Wendy Luiten - Trainer, 11 May 2020
After a lot of preparation and sometimes a bit of fiddling, the time has come. In the last couple of weeks Wendy Luiten was practicing her first remote Cooling of Electronics training with her cat Okkie as the first participant. “Of course I’m regularly in team meetings but providing a training is something else”. As of today the online edition starts.
Credits: Martine Raaijmakers
Wendy already gained experience with online training two days after the lock down. “I heard on Tuesday at 8 a.m. that Philips employees had to work from home. On Thursday was the last day of the already running Green Belt training at Philips. So we immediately switched to online on Teams. At that time I had two advantages: I knew the students and they were used to online meetings via Teams”.
This week is different. The eight participants of “Electronics cooling thermal design” don’t know each other and some of them didn’t use Teams before.
'It's a trial run, there are always areas for improvement, and you won't find out until you try.'
Wendy’s unconcerned about potential problems. She sees tooling and in particular Microsoft’s applications as a natural phenomenon. “It is working and then we’re happy, sometimes it is not working” she says. “In my experience, the ancestor Skype always worked. Teams is more recent, but meanwhile widely deployed everywhere. In the US there are clusters of universities and schools on the educational version. I have no reason to believe that it will cause problems this week. It’s a trial run, there are always areas for improvement, and you won’t find out until you try.
In order to make the material suitable for online modules, Wendy went through all files again. The slides, the practice exercises, the case study. “From a distance, the storyline and story telling becomes more important, because you can’t see exactly how the material lands,” she says. Incidentally, Wendy isn’t going to use the special version of Teams for Education. “That doesn’t add any value for me or the participants. With the educational version, people get an email address and access to share-point, among other things. Students then have to work with user aliases and so on. This puts a burden on IT that you don’t want for a few days of training”.

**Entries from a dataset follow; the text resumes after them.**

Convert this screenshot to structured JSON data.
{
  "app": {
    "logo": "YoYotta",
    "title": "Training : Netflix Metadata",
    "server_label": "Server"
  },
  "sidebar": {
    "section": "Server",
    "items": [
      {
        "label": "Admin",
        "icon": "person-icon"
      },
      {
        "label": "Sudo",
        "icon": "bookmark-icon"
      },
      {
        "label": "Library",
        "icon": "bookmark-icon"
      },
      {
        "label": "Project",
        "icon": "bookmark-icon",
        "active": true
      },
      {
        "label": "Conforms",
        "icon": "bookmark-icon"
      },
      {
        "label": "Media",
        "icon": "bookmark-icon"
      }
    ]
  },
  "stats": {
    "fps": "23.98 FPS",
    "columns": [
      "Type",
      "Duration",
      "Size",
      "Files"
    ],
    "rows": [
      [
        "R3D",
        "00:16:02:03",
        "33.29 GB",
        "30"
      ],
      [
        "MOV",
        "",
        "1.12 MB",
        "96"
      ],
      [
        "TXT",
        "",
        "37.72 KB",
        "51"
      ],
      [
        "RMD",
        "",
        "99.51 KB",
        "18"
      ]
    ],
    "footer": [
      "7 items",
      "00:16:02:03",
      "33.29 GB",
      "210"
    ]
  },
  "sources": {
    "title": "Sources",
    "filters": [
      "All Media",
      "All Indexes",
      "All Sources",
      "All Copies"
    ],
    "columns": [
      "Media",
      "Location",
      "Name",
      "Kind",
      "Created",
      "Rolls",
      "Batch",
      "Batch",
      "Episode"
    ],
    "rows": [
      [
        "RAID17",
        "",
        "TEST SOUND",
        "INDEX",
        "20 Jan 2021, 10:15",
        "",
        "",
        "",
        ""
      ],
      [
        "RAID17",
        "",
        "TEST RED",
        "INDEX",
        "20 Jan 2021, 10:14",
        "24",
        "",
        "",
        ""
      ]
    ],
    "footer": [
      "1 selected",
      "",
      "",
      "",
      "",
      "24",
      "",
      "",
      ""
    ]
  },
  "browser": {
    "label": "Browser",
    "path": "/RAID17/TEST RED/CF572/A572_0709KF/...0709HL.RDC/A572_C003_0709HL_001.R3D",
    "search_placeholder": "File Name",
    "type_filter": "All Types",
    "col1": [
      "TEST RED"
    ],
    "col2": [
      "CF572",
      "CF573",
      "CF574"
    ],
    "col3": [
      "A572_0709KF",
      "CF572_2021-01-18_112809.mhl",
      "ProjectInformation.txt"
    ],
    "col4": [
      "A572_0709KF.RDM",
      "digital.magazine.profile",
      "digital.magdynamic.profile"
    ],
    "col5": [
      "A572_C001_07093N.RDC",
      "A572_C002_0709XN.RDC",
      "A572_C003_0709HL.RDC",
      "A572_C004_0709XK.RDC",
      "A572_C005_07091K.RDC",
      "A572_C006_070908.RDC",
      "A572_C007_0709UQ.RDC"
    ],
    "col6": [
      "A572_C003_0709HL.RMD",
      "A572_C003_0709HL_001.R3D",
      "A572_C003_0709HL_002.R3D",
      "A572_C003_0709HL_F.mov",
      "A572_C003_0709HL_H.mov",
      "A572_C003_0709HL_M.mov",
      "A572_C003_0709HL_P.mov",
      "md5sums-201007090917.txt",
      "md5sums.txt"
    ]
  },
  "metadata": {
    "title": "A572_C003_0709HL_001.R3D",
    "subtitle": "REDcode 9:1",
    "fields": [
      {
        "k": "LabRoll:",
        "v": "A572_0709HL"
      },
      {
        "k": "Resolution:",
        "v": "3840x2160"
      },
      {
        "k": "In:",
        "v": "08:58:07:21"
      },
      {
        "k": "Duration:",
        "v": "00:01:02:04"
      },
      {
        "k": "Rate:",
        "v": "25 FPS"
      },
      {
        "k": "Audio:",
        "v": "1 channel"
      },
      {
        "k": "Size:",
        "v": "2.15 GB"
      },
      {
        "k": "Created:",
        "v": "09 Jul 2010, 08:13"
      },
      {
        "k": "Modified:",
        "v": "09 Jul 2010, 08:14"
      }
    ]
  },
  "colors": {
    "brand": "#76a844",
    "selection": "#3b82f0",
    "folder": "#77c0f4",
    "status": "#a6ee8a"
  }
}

Credits: Martine Raaijmakers
About the preparation of the participants: High Tech Institute’s partner for electronics courses Hans Vink personally approached all cooling participants three weeks ago. After all, everyone knows the hassle when you end up in a new video conferencing environment with a group for the first time. Do you see me! How do I mute my microphone? These kinds of things. Hans wanted to avoid that at the Team sessions. By the way, we looked at a whole bunch of potential video tools with the High Tech Institute team, but more about that later.
For some clients, Teams is the standard application for meetings, but for others it’s not , so they participate via their web browser. Hans asked all participants whether or not they use Teams and then did a test session with everyone via app or browser to check the settings and to see if all facilities work as needed in the course.
All preparations – don’t hesitate to say: also a lot of extra work – now provide an up beat vibe. Based on the feedback, Hans expects that we will be able to organise online courses every year, as well as the classroom course. “That wouldn’t surprise me”, he says, “We already have sufficient participants for the classroom course in mid-November”.
With that, Wendy’s satisfied too. She regularly receives training requests from all over the world. Offering online modules lowers the threshold to train technology professionals from for example Silicon Valley or India.
This blog is part of a series in which we share our first experiences with online training.
This article is written by René Raaijmakers, tech editor of Bits&Chips.